Tally the lines below that include the string "YSFLIGHT". Reply with the total only.

------------------------

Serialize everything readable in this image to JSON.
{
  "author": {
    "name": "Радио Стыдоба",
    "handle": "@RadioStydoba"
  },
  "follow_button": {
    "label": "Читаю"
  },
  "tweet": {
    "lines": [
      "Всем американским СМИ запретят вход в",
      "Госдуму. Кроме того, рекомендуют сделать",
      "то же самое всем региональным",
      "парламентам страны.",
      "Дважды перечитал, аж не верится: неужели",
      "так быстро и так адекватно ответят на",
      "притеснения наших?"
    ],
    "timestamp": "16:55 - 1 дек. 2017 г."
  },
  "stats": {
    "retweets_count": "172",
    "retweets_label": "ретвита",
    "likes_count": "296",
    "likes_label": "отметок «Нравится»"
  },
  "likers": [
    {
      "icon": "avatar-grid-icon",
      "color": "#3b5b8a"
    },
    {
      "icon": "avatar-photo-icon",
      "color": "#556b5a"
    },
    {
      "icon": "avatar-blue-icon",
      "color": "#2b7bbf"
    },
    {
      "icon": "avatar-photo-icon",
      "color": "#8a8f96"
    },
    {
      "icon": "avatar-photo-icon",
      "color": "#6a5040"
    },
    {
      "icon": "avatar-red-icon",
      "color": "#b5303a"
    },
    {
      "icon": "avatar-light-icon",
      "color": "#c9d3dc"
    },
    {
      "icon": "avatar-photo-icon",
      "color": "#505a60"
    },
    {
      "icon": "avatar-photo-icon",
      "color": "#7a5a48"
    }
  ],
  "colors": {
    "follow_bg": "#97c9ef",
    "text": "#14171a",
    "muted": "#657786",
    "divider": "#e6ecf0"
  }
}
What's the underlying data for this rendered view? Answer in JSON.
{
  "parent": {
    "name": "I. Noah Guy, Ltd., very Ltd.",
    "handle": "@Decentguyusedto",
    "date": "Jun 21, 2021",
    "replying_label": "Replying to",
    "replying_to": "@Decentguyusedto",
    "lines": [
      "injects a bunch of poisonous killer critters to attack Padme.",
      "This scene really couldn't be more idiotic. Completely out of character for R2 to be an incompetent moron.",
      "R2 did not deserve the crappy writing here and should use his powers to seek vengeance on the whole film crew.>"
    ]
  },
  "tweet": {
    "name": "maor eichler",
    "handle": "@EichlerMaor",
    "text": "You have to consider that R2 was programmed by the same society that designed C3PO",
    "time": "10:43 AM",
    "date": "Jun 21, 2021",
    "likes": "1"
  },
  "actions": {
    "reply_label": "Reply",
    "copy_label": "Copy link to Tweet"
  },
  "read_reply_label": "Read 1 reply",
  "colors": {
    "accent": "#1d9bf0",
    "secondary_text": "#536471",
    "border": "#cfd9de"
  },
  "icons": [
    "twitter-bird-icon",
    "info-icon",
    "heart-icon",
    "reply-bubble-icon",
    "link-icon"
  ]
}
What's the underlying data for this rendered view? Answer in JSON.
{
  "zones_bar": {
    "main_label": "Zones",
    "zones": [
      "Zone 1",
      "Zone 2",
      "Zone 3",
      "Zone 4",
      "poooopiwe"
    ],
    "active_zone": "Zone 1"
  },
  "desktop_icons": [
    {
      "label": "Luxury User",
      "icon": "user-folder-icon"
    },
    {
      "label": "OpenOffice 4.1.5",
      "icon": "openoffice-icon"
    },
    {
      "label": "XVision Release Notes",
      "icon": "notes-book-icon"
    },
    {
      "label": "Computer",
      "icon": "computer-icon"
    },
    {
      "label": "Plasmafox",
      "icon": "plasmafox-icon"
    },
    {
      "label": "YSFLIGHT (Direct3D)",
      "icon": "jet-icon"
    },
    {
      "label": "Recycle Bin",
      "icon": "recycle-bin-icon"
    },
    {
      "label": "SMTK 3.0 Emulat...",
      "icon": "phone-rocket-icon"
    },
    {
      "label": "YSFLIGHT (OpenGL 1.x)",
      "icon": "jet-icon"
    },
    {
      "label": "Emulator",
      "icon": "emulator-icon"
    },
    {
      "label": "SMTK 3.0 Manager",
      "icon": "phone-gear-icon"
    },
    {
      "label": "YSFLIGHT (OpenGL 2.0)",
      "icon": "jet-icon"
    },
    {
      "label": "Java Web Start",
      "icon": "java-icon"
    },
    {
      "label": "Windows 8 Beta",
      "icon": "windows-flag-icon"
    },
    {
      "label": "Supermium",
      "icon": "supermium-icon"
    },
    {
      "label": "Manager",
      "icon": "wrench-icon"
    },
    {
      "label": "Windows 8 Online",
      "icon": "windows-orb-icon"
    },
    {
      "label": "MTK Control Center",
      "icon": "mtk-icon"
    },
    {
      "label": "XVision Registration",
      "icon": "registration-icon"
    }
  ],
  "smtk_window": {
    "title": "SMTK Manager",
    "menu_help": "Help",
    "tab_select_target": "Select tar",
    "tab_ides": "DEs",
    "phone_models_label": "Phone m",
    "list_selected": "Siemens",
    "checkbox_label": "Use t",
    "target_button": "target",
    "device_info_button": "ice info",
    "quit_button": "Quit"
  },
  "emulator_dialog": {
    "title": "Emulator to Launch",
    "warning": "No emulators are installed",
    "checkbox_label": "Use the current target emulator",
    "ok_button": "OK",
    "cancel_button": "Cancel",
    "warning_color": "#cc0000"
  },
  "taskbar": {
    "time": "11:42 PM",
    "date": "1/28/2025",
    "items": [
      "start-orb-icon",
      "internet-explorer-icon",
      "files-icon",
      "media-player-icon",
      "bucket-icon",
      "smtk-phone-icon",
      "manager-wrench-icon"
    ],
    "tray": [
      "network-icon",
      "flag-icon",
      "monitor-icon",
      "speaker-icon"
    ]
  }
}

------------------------

▶ [Result of this exercise]: 3